# Supplied material
—————

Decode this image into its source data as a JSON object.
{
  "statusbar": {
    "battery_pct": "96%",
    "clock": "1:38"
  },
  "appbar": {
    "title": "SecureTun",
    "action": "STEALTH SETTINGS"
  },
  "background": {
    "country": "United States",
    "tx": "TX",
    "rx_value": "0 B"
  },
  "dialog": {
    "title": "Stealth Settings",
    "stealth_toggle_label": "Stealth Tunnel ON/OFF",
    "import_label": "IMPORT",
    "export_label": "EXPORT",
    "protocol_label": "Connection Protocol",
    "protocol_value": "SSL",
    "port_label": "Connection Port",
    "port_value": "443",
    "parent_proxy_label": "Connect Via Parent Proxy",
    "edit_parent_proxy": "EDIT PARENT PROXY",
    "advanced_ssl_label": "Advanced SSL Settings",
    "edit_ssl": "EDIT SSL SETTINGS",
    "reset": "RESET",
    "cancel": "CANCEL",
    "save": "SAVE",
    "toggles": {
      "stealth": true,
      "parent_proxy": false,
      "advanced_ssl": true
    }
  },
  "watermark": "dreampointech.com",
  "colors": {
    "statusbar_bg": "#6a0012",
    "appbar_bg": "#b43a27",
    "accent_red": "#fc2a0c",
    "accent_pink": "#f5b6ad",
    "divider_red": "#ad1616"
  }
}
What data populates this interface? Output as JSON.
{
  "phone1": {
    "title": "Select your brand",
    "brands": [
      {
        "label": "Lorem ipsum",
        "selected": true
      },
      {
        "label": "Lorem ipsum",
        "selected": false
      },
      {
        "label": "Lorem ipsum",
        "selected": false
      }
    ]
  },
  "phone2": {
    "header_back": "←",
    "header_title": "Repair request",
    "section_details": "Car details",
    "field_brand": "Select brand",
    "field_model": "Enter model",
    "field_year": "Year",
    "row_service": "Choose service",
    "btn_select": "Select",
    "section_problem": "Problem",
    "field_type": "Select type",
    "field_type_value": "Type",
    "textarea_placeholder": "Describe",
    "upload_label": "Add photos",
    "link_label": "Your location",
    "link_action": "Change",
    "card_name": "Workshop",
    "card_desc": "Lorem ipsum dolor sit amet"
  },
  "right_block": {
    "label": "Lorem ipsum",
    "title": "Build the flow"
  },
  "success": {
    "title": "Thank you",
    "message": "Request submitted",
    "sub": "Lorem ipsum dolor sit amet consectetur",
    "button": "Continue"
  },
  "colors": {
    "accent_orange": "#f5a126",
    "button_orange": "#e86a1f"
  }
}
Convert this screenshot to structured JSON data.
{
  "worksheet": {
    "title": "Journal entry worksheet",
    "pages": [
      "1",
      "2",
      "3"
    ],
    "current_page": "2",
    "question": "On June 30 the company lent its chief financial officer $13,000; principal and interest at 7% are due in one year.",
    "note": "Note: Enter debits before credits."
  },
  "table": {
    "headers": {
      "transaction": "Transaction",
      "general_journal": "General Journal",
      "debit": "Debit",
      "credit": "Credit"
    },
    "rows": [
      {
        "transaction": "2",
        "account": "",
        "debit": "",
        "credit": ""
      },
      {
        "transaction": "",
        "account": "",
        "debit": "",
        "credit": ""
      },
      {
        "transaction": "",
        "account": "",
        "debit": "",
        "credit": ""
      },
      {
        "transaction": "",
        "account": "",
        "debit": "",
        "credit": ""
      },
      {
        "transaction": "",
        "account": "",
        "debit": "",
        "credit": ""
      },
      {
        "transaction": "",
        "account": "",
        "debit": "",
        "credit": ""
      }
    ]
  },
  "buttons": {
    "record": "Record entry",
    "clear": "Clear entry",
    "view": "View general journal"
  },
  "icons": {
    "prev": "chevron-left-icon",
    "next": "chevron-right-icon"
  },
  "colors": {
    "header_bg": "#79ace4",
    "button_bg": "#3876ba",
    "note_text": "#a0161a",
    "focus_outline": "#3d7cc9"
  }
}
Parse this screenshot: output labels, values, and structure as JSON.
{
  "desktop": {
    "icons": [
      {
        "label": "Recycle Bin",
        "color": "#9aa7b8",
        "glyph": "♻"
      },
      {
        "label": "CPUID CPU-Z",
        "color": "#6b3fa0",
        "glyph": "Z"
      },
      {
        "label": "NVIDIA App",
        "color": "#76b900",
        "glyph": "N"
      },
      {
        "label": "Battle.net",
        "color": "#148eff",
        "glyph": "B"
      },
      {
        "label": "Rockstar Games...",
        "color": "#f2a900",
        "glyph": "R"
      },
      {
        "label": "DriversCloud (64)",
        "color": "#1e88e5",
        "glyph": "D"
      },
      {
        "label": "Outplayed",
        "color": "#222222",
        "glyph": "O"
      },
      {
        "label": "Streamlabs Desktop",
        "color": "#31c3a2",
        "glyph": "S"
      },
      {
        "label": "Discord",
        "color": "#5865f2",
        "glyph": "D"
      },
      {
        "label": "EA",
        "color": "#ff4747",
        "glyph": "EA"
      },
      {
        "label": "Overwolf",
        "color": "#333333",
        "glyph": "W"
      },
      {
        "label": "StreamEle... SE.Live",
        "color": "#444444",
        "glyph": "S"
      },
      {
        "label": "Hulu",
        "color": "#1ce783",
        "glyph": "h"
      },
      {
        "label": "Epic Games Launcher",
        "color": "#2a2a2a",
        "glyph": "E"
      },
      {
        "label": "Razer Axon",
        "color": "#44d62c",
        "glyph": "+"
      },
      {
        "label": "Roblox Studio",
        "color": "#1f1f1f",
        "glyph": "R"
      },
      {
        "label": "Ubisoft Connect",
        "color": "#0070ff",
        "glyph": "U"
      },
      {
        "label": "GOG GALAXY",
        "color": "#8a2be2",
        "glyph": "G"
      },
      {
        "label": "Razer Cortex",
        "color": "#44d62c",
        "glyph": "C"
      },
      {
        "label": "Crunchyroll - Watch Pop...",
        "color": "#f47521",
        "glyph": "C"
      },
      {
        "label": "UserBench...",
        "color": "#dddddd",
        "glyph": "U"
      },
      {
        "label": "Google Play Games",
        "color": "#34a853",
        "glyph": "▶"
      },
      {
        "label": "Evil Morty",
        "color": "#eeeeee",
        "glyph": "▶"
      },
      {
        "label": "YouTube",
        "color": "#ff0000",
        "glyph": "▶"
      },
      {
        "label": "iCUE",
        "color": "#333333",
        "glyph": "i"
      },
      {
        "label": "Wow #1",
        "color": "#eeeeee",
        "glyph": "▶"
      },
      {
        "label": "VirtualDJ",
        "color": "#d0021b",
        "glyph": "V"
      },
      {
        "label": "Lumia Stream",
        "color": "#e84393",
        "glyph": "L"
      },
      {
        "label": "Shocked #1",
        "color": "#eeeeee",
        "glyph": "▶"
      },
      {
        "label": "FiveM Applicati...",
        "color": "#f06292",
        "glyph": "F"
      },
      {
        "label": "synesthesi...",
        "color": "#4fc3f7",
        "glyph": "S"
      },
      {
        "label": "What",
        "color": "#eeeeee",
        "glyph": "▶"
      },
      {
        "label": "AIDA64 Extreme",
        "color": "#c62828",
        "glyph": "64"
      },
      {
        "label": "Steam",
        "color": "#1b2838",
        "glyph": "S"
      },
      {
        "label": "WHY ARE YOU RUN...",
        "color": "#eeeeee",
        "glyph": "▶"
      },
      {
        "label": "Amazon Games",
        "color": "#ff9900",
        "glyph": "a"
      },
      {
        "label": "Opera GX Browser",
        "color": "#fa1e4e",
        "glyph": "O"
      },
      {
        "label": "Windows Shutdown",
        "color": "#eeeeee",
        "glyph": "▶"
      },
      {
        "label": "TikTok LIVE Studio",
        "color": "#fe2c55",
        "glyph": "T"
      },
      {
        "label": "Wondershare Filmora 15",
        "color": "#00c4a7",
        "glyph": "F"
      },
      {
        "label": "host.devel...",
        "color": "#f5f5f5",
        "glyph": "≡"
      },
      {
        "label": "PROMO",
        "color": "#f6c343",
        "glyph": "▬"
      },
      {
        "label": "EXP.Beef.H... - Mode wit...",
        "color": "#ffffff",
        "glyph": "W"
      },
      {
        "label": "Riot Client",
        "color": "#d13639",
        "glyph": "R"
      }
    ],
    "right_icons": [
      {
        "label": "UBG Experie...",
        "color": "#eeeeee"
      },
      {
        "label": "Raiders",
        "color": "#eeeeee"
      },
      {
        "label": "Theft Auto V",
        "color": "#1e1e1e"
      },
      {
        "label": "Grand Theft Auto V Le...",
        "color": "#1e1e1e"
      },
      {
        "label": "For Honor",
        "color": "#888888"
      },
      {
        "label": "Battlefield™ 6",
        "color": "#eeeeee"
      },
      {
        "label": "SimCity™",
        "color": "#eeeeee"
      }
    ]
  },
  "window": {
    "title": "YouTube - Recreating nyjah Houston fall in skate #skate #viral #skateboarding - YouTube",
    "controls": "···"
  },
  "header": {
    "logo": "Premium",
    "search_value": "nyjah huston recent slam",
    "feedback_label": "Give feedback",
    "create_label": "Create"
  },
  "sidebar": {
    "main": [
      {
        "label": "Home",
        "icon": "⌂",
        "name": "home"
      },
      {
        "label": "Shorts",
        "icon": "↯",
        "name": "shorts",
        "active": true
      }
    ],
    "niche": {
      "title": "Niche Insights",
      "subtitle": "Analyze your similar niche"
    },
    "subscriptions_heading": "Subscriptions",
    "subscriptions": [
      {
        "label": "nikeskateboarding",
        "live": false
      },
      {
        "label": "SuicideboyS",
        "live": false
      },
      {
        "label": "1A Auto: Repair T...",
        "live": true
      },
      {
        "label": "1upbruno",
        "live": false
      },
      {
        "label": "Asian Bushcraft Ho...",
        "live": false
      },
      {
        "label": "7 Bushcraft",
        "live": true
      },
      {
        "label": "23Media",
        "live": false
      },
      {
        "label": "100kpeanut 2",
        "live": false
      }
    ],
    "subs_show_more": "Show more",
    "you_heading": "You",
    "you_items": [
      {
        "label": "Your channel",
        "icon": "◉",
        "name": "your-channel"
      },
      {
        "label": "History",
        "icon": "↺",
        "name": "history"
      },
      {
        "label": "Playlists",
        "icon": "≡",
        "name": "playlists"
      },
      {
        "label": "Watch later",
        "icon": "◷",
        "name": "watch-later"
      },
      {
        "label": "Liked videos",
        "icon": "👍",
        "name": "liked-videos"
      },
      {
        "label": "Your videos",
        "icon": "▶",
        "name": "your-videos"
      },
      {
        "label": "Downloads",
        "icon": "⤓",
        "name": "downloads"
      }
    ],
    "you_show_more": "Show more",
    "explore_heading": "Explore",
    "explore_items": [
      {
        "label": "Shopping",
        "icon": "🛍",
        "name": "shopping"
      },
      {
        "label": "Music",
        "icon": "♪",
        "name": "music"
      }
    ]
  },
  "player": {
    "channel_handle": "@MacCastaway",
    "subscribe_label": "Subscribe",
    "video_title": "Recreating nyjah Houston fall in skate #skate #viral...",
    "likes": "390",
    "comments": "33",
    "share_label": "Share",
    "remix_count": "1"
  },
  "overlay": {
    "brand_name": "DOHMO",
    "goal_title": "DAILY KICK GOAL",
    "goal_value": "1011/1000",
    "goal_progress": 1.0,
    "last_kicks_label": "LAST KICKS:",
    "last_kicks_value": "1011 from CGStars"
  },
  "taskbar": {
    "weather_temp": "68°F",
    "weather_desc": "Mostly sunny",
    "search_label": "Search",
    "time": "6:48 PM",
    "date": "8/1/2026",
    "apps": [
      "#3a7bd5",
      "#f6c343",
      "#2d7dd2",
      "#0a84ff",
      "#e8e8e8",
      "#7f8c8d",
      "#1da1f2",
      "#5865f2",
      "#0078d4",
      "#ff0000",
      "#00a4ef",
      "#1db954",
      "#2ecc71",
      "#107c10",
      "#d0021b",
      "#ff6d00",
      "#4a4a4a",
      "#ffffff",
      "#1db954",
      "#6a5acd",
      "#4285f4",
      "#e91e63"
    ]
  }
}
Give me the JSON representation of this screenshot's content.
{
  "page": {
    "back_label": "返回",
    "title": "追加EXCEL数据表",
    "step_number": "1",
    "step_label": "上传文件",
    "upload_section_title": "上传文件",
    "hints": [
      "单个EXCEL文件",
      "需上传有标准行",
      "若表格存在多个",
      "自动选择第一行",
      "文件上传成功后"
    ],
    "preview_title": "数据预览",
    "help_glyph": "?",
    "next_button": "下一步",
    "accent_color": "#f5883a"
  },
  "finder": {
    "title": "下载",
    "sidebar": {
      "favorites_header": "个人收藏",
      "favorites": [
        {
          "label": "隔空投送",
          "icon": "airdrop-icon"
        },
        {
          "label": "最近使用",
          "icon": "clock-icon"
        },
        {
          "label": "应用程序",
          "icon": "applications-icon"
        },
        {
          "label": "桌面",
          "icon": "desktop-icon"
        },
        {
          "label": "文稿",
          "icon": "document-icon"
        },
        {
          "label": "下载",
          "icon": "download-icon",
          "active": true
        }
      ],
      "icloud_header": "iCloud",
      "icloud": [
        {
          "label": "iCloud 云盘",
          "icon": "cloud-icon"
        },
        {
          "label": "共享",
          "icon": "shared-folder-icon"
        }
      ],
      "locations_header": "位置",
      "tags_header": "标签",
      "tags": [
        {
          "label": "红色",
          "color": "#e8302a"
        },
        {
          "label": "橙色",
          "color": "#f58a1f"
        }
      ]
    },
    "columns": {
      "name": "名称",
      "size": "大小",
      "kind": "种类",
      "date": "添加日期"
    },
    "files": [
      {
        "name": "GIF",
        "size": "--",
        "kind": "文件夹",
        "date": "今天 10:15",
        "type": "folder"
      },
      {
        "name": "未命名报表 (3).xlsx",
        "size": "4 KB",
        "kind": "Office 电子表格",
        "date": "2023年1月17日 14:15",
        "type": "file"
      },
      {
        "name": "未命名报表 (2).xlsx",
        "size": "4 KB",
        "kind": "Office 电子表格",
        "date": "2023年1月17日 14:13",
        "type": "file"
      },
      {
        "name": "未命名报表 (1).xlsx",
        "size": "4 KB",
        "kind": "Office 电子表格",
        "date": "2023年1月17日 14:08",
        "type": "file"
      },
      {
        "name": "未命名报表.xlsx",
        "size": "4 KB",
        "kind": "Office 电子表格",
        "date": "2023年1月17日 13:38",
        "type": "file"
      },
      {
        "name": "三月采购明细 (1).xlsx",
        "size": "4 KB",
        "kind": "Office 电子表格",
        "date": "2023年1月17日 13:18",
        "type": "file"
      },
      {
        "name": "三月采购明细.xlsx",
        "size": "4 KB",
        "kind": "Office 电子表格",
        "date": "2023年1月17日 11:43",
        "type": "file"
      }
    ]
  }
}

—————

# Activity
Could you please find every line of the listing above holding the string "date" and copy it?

# Task solution
    "date": "8/1/2026",
      "date": "添加日期"
        "date": "今天 10:15",
        "date": "2023年1月17日 14:15",
        "date": "2023年1月17日 14:13",
        "date": "2023年1月17日 14:08",
        "date": "2023年1月17日 13:38",
        "date": "2023年1月17日 13:18",
        "date": "2023年1月17日 11:43",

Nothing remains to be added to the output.